It was a snowy, relaxing holiday week, and we even got to catch up with the some friends in Asheville one night. Most of the time though, we hung out with Katie’s family indoors, waiting for Jackie to do something funny/cute/interesting. Nana taught her a few tricks during the week, including the sliding-rear-end-stair-descent (featured in the video below). And, no one entertained her or intrigued her more than PopPop when he donned his mechanical Santa hat (also in the video).

We also celebrated Jackie’s first birthday (on the 23rd), which she shares with her Aunt Holly (who surprised us by arriving the night before). It was a blast, except for the fact that my parents and brother and sister-in-law couldn’t make the party due to the snow and ice that blanketed the western part of North Carolina.
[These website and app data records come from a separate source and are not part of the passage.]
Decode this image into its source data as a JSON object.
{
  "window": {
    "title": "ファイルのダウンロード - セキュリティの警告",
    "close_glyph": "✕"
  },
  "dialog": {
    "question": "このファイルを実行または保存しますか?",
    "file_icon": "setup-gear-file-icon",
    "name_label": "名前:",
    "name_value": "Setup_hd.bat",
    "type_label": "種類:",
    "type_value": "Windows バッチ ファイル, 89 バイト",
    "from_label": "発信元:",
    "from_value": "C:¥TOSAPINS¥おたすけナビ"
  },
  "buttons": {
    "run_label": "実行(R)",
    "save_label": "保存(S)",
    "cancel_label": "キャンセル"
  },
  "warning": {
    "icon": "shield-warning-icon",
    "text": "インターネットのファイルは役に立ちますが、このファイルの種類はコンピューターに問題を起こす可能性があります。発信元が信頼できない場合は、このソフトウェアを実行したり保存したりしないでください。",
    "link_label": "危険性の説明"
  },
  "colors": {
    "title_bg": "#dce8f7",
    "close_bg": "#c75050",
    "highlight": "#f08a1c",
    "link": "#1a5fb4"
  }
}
We were able to visit them to start the new year — I’ll post pictures from our trip to Boone as soon as I have time to go through them.

The small cake (for Jackie) and the big cake (for the rest of us) came from The Sisters McMullen Bakery in downtown Asheville. I can’t rave about them enough, and trust me, I’ve had my share of sweet treats in my 32 years.
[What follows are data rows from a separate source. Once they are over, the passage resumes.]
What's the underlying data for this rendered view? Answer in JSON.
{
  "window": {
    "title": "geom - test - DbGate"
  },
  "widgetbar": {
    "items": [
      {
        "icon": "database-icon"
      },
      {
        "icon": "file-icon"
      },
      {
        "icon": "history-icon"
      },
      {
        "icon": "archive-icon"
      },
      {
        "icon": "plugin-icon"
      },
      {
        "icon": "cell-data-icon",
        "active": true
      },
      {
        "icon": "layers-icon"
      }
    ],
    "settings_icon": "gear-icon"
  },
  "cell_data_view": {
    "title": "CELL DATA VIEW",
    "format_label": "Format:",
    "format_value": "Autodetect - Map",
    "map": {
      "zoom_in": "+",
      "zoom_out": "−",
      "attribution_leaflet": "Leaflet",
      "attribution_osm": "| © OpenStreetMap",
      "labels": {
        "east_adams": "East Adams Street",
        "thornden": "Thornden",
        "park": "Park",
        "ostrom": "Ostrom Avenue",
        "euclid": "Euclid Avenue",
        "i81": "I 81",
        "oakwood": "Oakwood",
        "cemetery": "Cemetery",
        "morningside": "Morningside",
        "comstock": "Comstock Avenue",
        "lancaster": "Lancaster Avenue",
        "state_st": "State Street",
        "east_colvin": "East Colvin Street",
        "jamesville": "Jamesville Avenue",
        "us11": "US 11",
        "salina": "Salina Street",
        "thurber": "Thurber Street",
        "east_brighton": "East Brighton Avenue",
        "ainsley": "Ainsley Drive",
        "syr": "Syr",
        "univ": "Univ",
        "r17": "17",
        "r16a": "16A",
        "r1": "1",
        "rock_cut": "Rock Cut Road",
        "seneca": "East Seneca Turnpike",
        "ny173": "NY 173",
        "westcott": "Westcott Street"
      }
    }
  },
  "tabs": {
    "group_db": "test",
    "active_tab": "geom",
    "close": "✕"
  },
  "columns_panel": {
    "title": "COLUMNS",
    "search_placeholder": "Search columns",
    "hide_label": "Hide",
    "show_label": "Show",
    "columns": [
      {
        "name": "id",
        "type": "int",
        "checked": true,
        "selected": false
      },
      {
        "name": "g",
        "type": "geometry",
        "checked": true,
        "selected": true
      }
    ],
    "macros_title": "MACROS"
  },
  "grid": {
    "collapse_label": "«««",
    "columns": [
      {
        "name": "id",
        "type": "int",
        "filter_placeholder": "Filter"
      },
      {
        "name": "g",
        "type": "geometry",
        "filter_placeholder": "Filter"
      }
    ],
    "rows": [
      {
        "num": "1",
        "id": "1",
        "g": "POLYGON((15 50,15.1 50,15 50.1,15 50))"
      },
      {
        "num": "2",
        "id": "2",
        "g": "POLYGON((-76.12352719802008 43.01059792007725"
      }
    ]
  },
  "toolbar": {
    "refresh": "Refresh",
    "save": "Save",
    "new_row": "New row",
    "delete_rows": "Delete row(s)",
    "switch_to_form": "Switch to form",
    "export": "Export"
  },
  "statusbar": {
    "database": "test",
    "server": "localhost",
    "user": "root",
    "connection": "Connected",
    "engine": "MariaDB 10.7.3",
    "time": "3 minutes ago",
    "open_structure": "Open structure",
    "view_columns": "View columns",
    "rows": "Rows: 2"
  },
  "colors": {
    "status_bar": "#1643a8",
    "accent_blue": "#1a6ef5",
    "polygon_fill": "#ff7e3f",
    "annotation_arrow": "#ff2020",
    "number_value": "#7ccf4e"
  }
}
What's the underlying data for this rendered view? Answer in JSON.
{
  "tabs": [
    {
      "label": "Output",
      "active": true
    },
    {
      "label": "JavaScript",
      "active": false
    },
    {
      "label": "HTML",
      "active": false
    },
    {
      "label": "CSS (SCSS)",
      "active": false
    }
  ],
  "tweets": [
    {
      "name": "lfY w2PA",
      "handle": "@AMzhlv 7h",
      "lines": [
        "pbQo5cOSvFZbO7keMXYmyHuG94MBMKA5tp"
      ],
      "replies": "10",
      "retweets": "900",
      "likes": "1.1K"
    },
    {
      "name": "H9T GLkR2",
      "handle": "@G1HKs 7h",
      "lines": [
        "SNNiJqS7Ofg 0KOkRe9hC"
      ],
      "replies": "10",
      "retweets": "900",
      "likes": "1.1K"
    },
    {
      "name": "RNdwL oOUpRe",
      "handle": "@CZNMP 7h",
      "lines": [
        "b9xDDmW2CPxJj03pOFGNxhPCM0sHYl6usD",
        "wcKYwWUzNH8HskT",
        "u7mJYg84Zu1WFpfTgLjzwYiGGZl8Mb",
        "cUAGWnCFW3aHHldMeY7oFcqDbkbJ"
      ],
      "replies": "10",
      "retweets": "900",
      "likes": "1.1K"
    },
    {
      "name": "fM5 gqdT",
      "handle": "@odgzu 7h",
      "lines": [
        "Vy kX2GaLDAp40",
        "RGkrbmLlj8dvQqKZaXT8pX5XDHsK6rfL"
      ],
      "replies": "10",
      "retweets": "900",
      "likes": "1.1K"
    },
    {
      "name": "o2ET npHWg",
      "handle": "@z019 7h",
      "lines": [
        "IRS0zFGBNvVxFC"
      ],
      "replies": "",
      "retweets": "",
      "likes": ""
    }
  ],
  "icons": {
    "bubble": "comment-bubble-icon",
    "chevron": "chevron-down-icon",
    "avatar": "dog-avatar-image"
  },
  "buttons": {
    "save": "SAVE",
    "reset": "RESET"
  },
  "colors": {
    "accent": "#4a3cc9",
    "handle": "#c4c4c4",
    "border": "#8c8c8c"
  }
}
Jackie was funny about eating her cake, as you can see for yourself in the video below. I like to think she’s a civilized child — it wasn’t until she was given a fork that she really started to dig in. This was her first taste of refined sugar and she didn’t seem too fond of it.

There are a slew of fantastic pictures from our holiday, but I’ll have to put them in a future post when I have more time.

Just a quick pat on the back to Katie, who whipped up a homemade flan for Family Supper Club a couple of weeks ago. I’ve never tasted a better custard in any form. She may be a working mom with a lot going on, but she still has the skill set and energy to crank out good eats!


Over the past couple of weeks, Katie has convinced me that Jackie is ready for a little variety in her diet. The nursing and bottles of breast milk are still going very well (from this spectator’s perspective), but Jackie seems to want a little more to eat than her five feedings a day can provide. On top of that, she is mesmerized when she watches Katie and me eat or drink.

Her interest and growing hunger prompted us to try giving her rice cereal mixed with milk. The verdict is still out, but I’m pretty sure she won’t list rice cereal as her favorite food in the official Carolina Women’s Soccer media guide 18 years from now.

Here’s some video evidence that what goes down sometimes comes up (director’s note: the point of highest drama occurs at the very end).

Katie and I don’t claim to be expert parents. Our decisions about our daughter have been a mix of bad and good, and as a result, we’ve ridden the emotional rollercoaster of highs and lows that most parents experience during the first couple of months. If our parenting skills were ever evaluated by an objective observer, I’m confident that our evaluation would read like this:

They are competent as parents. They have really good taste in music. And most importantly, whether a parental decision earns them a black eye or a feather in their cap, their parenting is motivated by love for their daughter.

Now that I’ve shown how humble we are, allow me to brag on my wife. I came home from a long day documenting technology in RTP, and Katie treats me to the meal pictured below.

Grown-up dinner for real

Grown-up dinner for real

This was the menu:

  • Pan-seared salmon with a homemade Greek yogurt sauce
  • Haricot verts
  • Roasted potatoes with seasonal herbs
  • Sparkling white wine
  • Double fudge brownies with Mayfield ice cream (not pictured)

So, just in case Katie isn’t an early frontrunner for 2009 mother of the year, consider this a nomination. Three cheers for the cook:

Hip hip hooray!

Hip hip hooray!

Hip hop hooray!

Image from Raleigh

Urban dirt-biking

I took this post-apocalyptic picture outside Jones Barber Shop in Raleigh last year.